—Ernest Hemingway


“We’re past the age of heroes and hero kings. … Most of our lives are basically mundane and dull, and it’s up to the writer to find ways to make them interesting.”
—John Updike


“A blank piece of paper is God’s way of telling us how hard it is to be God.”
 —Sidney Sheldon


“Get it down. Take chances. It may be bad, but it’s the only way you can do anything really good.”
—William Faulkner


“Writing is its own reward.”
—Henry Miller


“Everywhere I go I’m asked if I think the university stifles writers. My opinion is that they don’t stifle enough of them.”
—Flannery O’Connor


“I can’t write five words but that I change seven.”
 —Dorothy Parker


“Half my life is an act of revision.”

—John Irving


“Anything is possible if you have enough nerve.”

—J.K. Rowling


“Keep a small can of WD-40 on your desk—away from any open flames—to remind yourself that if you don’t write daily, you will get rusty.”
—George Singleton


“I can shake off everything as I write; my sorrows disappear, my courage is reborn.”
Anne Frank


My Personal Favorites:

“I’m a writer, and I will write what I want to write.”

—J.K. Rowling


“I do not over-intellectualize the production process. I try to keep it simple: Tell the damned story.”
—Tom Clancy


I hope you have enjoyed these quotes. Feel free to copy down your favorites on sticky notes and keep them where you can see them.

Comments are always welcome!

Why I Am Not Doing NaNoWriMo This Year


For those of you that are not familiar with NaNoWriMo, the acronym stands for National Novel Writing in a Month. The object of NaNoWriMo is to write a 50,000 word draft of a novel during November. The whole thing started in July of 1999. Chris Baty and 20 of his friends – out of boredom – decided to try and write a novel in the space of one month. The group, having had a lot of fun, and coming out with a draft for a novel,  grew the concept. Writing an original piece of work in a month switched to November. Soon the event went international. Writers around the world participated in the seat-of-your-pants, put-your-editor-in-the-other-room challenge.
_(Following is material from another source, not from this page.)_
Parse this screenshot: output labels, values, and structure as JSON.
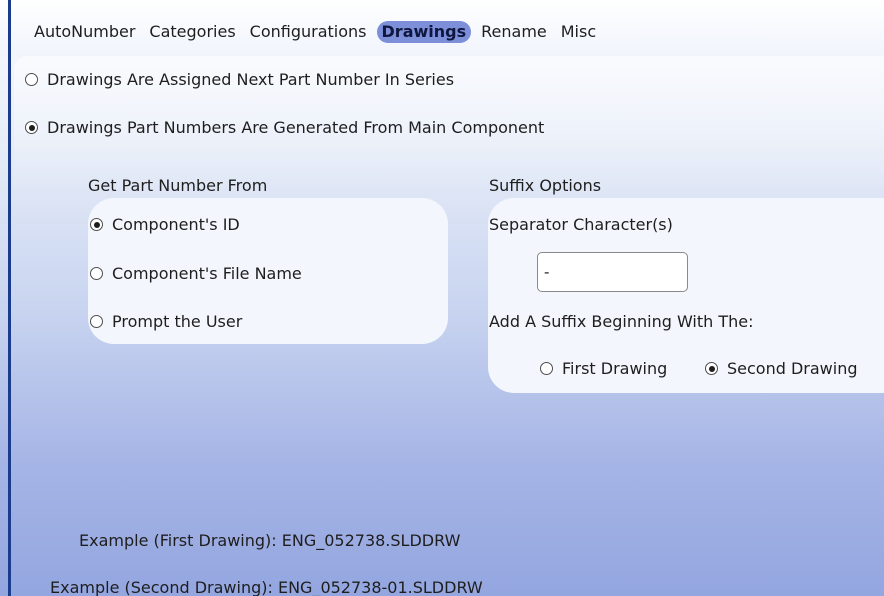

This year NaNoWriMo expects at least 400,000 people to start the month off trying to write that first draft of a novel. Not all will finish – according to the NaNoWriMo website – “Last year, NaNoWriMo welcomed 394,507 participants, in 646 different regions, on six continents. Of these, more than 58,000 met their month-long writing goal.”

Also according to their website “Hundreds of NaNoWriMo novels have been traditionally published. They include Sara Gruen’s Water for Elephants, Erin Morgenstern’s The Night Circus, Hugh Howey’s Wool, Rainbow Rowell’s Fangirl, Jason Hough’s The Darwin Elevator, and Marissa Meyer’s Cinder.”

I have participated in NaNo since 2009 and published one novel The Peacock’s Tale because of NaNo. I have at least three unfinished manuscripts and one other finished one which still has not been published – all started as NaNo projects. As you see, I don’t always finish NaNo, but I find the challenge exhilarating. I have had NaNo interrupted several times by “real life” and had to put my writing on hold; I think only three times I have finished the challenge of writing 50,000 words in November.

This year I signed up. I even had a title, but that’s where the juices to write that many words stopped. My muse just would not come out to play, perhaps because she was too busy helping me with poems and short stories; facilitating the Winter Garden Ink & Quill writing group; and writing this blog. After four days of struggling to start, I realized I didn’t have the energy to devote to this challenge – at least this year.  And you know, that’s OK, because there is always next year and in between, there are lots of opportunities to write lots of other things. In other words – my writing cup runneth over!

How about you? Are you participating In NANo this year? Good luck to all who take up the challenge! Comments are welcome.